→ **Exercise objective**: Set down the data again in full, keeping every line exactly as it is.

┄┄┄┄┄┄┄┄┄┄

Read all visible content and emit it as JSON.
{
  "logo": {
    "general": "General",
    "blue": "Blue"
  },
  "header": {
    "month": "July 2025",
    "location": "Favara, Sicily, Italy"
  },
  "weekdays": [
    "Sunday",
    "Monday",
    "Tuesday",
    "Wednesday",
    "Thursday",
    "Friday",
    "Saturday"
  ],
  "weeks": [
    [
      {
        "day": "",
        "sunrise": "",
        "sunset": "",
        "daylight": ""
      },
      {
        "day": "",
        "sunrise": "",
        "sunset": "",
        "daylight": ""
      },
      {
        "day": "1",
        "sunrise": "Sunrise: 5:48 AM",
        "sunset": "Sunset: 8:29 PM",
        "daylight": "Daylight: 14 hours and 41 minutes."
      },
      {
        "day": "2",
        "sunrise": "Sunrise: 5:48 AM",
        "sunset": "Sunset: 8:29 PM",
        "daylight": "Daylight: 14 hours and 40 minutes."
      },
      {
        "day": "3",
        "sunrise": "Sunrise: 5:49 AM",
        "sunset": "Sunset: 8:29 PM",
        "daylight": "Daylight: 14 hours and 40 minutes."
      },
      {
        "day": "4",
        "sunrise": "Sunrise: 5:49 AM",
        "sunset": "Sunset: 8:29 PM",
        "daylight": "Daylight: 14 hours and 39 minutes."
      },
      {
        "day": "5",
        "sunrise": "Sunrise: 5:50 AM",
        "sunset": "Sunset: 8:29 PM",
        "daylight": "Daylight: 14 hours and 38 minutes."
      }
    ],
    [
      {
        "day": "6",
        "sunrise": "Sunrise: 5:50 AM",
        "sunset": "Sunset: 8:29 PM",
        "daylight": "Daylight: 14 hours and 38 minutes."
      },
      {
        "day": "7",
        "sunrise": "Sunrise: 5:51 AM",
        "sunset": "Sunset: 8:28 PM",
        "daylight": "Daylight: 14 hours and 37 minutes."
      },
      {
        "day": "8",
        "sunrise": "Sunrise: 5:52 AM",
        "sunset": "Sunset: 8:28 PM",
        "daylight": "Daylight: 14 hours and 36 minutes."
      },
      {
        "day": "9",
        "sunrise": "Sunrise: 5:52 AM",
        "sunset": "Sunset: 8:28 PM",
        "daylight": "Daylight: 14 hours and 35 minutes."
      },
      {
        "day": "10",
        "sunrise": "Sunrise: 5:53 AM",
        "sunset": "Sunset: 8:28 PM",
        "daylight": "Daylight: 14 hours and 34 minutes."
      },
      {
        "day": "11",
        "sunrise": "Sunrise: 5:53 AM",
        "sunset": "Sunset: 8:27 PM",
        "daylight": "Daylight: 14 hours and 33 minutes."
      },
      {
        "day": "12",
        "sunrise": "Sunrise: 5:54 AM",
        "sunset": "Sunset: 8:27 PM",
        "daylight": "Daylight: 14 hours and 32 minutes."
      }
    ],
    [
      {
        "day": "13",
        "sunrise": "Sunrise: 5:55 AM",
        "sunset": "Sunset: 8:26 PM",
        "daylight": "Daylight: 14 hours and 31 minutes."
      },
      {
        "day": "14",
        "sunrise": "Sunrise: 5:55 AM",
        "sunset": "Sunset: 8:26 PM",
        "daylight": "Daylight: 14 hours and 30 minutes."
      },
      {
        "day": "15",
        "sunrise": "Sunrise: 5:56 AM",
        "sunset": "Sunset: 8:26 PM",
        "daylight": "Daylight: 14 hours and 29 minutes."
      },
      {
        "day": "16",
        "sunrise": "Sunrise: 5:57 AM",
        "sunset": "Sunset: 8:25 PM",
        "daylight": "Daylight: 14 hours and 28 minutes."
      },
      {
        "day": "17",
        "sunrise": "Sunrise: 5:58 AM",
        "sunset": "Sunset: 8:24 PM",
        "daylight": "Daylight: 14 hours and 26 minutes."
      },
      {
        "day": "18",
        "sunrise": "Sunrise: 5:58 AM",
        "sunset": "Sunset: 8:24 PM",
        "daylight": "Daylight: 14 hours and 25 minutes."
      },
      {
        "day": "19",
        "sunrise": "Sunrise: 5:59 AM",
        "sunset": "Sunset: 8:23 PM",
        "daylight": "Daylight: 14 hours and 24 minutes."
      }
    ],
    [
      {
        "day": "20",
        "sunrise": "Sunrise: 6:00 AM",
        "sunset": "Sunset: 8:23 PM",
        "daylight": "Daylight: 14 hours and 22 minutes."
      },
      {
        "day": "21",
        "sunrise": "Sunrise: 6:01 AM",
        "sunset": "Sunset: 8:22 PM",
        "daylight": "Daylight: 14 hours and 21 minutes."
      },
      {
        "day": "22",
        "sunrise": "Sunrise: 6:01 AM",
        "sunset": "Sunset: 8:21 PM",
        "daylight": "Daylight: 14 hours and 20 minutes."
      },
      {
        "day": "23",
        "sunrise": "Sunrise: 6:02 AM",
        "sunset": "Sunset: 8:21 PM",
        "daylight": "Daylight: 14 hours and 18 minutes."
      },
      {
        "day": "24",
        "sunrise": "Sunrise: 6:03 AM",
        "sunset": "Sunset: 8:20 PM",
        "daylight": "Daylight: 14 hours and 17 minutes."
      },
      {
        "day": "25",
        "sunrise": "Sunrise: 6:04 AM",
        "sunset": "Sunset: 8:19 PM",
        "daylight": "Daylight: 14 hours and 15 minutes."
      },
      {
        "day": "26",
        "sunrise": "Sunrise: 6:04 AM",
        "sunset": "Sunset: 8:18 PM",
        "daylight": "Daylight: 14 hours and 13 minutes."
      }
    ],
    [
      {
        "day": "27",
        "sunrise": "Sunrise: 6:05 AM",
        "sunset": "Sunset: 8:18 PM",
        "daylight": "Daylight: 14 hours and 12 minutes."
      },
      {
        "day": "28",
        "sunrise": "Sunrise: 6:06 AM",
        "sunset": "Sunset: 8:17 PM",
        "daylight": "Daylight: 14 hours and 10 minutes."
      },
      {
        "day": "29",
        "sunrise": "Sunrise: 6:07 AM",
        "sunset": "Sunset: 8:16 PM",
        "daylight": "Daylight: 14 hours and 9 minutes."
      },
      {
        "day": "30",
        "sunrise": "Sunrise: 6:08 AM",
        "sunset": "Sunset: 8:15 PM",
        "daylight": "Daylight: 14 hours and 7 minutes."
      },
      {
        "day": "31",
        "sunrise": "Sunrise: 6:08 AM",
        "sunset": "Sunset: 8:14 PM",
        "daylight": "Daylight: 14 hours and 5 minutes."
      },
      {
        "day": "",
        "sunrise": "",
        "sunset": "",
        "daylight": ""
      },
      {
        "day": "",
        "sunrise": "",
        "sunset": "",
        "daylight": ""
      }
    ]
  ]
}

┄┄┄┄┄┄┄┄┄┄

→ **Exercise solution**:
Read all visible content and emit it as JSON.
{
  "logo": {
    "general": "General",
    "blue": "Blue"
  },
  "header": {
    "month": "July 2025",
    "location": "Favara, Sicily, Italy"
  },
  "weekdays": [
    "Sunday",
    "Monday",
    "Tuesday",
    "Wednesday",
    "Thursday",
    "Friday",
    "Saturday"
  ],
  "weeks": [
    [
      {
        "day": "",
        "sunrise": "",
        "sunset": "",
        "daylight": ""
      },
      {
        "day": "",
        "sunrise": "",
        "sunset": "",
        "daylight": ""
      },
      {
        "day": "1",
        "sunrise": "Sunrise: 5:48 AM",
        "sunset": "Sunset: 8:29 PM",
        "daylight": "Daylight: 14 hours and 41 minutes."
      },
      {
        "day": "2",
        "sunrise": "Sunrise: 5:48 AM",
        "sunset": "Sunset: 8:29 PM",
        "daylight": "Daylight: 14 hours and 40 minutes."
      },
      {
        "day": "3",
        "sunrise": "Sunrise: 5:49 AM",
        "sunset": "Sunset: 8:29 PM",
        "daylight": "Daylight: 14 hours and 40 minutes."
      },
      {
        "day": "4",
        "sunrise": "Sunrise: 5:49 AM",
        "sunset": "Sunset: 8:29 PM",
        "daylight": "Daylight: 14 hours and 39 minutes."
      },
      {
        "day": "5",
        "sunrise": "Sunrise: 5:50 AM",
        "sunset": "Sunset: 8:29 PM",
        "daylight": "Daylight: 14 hours and 38 minutes."
      }
    ],
    [
      {
        "day": "6",
        "sunrise": "Sunrise: 5:50 AM",
        "sunset": "Sunset: 8:29 PM",
        "daylight": "Daylight: 14 hours and 38 minutes."
      },
      {
        "day": "7",
        "sunrise": "Sunrise: 5:51 AM",
        "sunset": "Sunset: 8:28 PM",
        "daylight": "Daylight: 14 hours and 37 minutes."
      },
      {
        "day": "8",
        "sunrise": "Sunrise: 5:52 AM",
        "sunset": "Sunset: 8:28 PM",
        "daylight": "Daylight: 14 hours and 36 minutes."
      },
      {
        "day": "9",
        "sunrise": "Sunrise: 5:52 AM",
        "sunset": "Sunset: 8:28 PM",
        "daylight": "Daylight: 14 hours and 35 minutes."
      },
      {
        "day": "10",
        "sunrise": "Sunrise: 5:53 AM",
        "sunset": "Sunset: 8:28 PM",
        "daylight": "Daylight: 14 hours and 34 minutes."
      },
      {
        "day": "11",
        "sunrise": "Sunrise: 5:53 AM",
        "sunset": "Sunset: 8:27 PM",
        "daylight": "Daylight: 14 hours and 33 minutes."
      },
      {
        "day": "12",
        "sunrise": "Sunrise: 5:54 AM",
        "sunset": "Sunset: 8:27 PM",
        "daylight": "Daylight: 14 hours and 32 minutes."
      }
    ],
    [
      {
        "day": "13",
        "sunrise": "Sunrise: 5:55 AM",
        "sunset": "Sunset: 8:26 PM",
        "daylight": "Daylight: 14 hours and 31 minutes."
      },
      {
        "day": "14",
        "sunrise": "Sunrise: 5:55 AM",
        "sunset": "Sunset: 8:26 PM",
        "daylight": "Daylight: 14 hours and 30 minutes."
      },
      {
        "day": "15",
        "sunrise": "Sunrise: 5:56 AM",
        "sunset": "Sunset: 8:26 PM",
        "daylight": "Daylight: 14 hours and 29 minutes."
      },
      {
        "day": "16",
        "sunrise": "Sunrise: 5:57 AM",
        "sunset": "Sunset: 8:25 PM",
        "daylight": "Daylight: 14 hours and 28 minutes."
      },
      {
        "day": "17",
        "sunrise": "Sunrise: 5:58 AM",
        "sunset": "Sunset: 8:24 PM",
        "daylight": "Daylight: 14 hours and 26 minutes."
      },
      {
        "day": "18",
        "sunrise": "Sunrise: 5:58 AM",
        "sunset": "Sunset: 8:24 PM",
        "daylight": "Daylight: 14 hours and 25 minutes."
      },
      {
        "day": "19",
        "sunrise": "Sunrise: 5:59 AM",
        "sunset": "Sunset: 8:23 PM",
        "daylight": "Daylight: 14 hours and 24 minutes."
      }
    ],
    [
      {
        "day": "20",
        "sunrise": "Sunrise: 6:00 AM",
        "sunset": "Sunset: 8:23 PM",
        "daylight": "Daylight: 14 hours and 22 minutes."
      },
      {
        "day": "21",
        "sunrise": "Sunrise: 6:01 AM",
        "sunset": "Sunset: 8:22 PM",
        "daylight": "Daylight: 14 hours and 21 minutes."
      },
      {
        "day": "22",
        "sunrise": "Sunrise: 6:01 AM",
        "sunset": "Sunset: 8:21 PM",
        "daylight": "Daylight: 14 hours and 20 minutes."
      },
      {
        "day": "23",
        "sunrise": "Sunrise: 6:02 AM",
        "sunset": "Sunset: 8:21 PM",
        "daylight": "Daylight: 14 hours and 18 minutes."
      },
      {
        "day": "24",
        "sunrise": "Sunrise: 6:03 AM",
        "sunset": "Sunset: 8:20 PM",
        "daylight": "Daylight: 14 hours and 17 minutes."
      },
      {
        "day": "25",
        "sunrise": "Sunrise: 6:04 AM",
        "sunset": "Sunset: 8:19 PM",
        "daylight": "Daylight: 14 hours and 15 minutes."
      },
      {
        "day": "26",
        "sunrise": "Sunrise: 6:04 AM",
        "sunset": "Sunset: 8:18 PM",
        "daylight": "Daylight: 14 hours and 13 minutes."
      }
    ],
    [
      {
        "day": "27",
        "sunrise": "Sunrise: 6:05 AM",
        "sunset": "Sunset: 8:18 PM",
        "daylight": "Daylight: 14 hours and 12 minutes."
      },
      {
        "day": "28",
        "sunrise": "Sunrise: 6:06 AM",
        "sunset": "Sunset: 8:17 PM",
        "daylight": "Daylight: 14 hours and 10 minutes."
      },
      {
        "day": "29",
        "sunrise": "Sunrise: 6:07 AM",
        "sunset": "Sunset: 8:16 PM",
        "daylight": "Daylight: 14 hours and 9 minutes."
      },
      {
        "day": "30",
        "sunrise": "Sunrise: 6:08 AM",
        "sunset": "Sunset: 8:15 PM",
        "daylight": "Daylight: 14 hours and 7 minutes."
      },
      {
        "day": "31",
        "sunrise": "Sunrise: 6:08 AM",
        "sunset": "Sunset: 8:14 PM",
        "daylight": "Daylight: 14 hours and 5 minutes."
      },
      {
        "day": "",
        "sunrise": "",
        "sunset": "",
        "daylight": ""
      },
      {
        "day": "",
        "sunrise": "",
        "sunset": "",
        "daylight": ""
      }
    ]
  ]
}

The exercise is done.